“We believe businesses are turning cautious while households are tightening their belts due to the rapid rate hikes and uncertain 2023 outlook. This suggests downside risks to our FY2023 loan growth forecast of 5.0% y-o-y [down from the +5.8% in FY2022]. Singapore banks’ loan growth has moderated to 6% (annualised) in 9MFY2022 versus +9.6% in FY2021,” the team notes.
On China’s faster-than-expected pivot on its zero-Covid policy, the RHB team notes that the pivot could create some “near-term risks”, but the move still remains a “long-term positive” for Singapore

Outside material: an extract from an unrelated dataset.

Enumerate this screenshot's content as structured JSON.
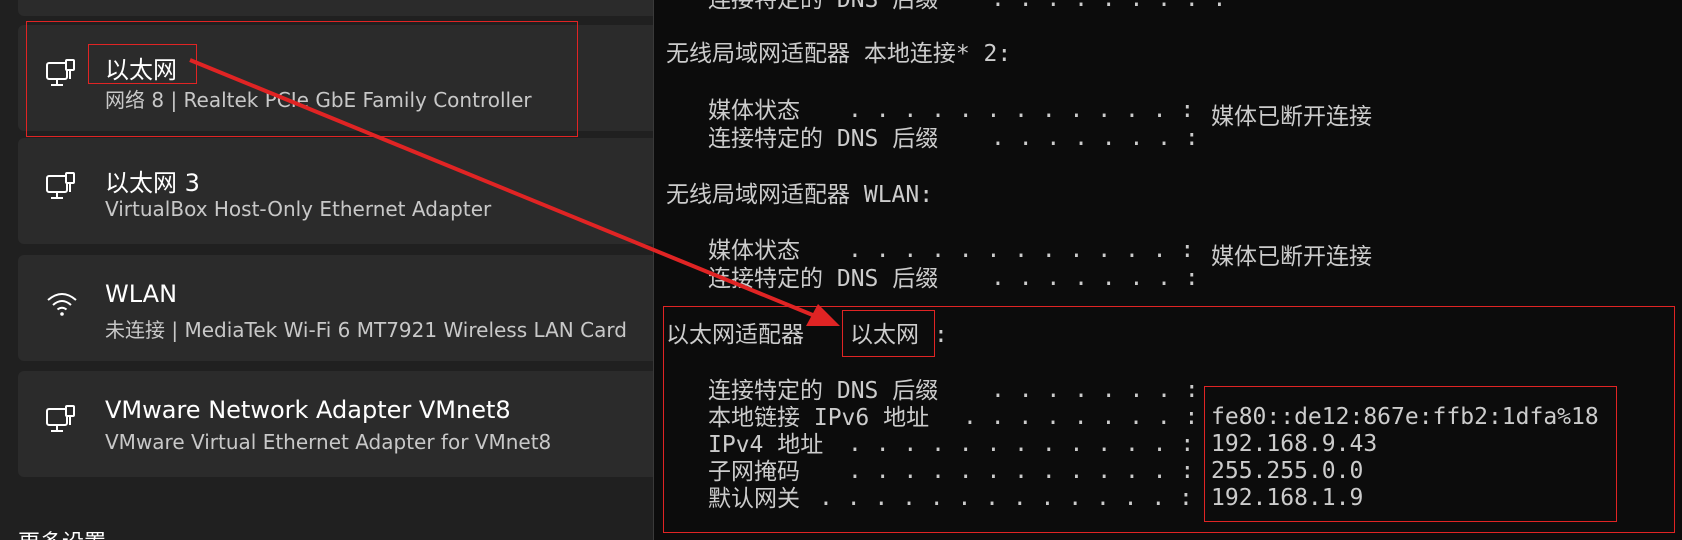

In their view, key downside risks to the sector are a sharper-than-expected downturn in global economies, an escalation of the Russia-Ukraine war that would further disrupt commodity exports and intensify inflationary pressures, as well as a significant deterioration in asset quality.
Among the sector, the team prefers DBS for its higher NIM sensitivity to interest rate changes, and OCBC, given its cheaper valuation.
Shares in DBS, OCBC and UOB closed at $35.25, $12.70 and $30.67 respectively on Jan 9.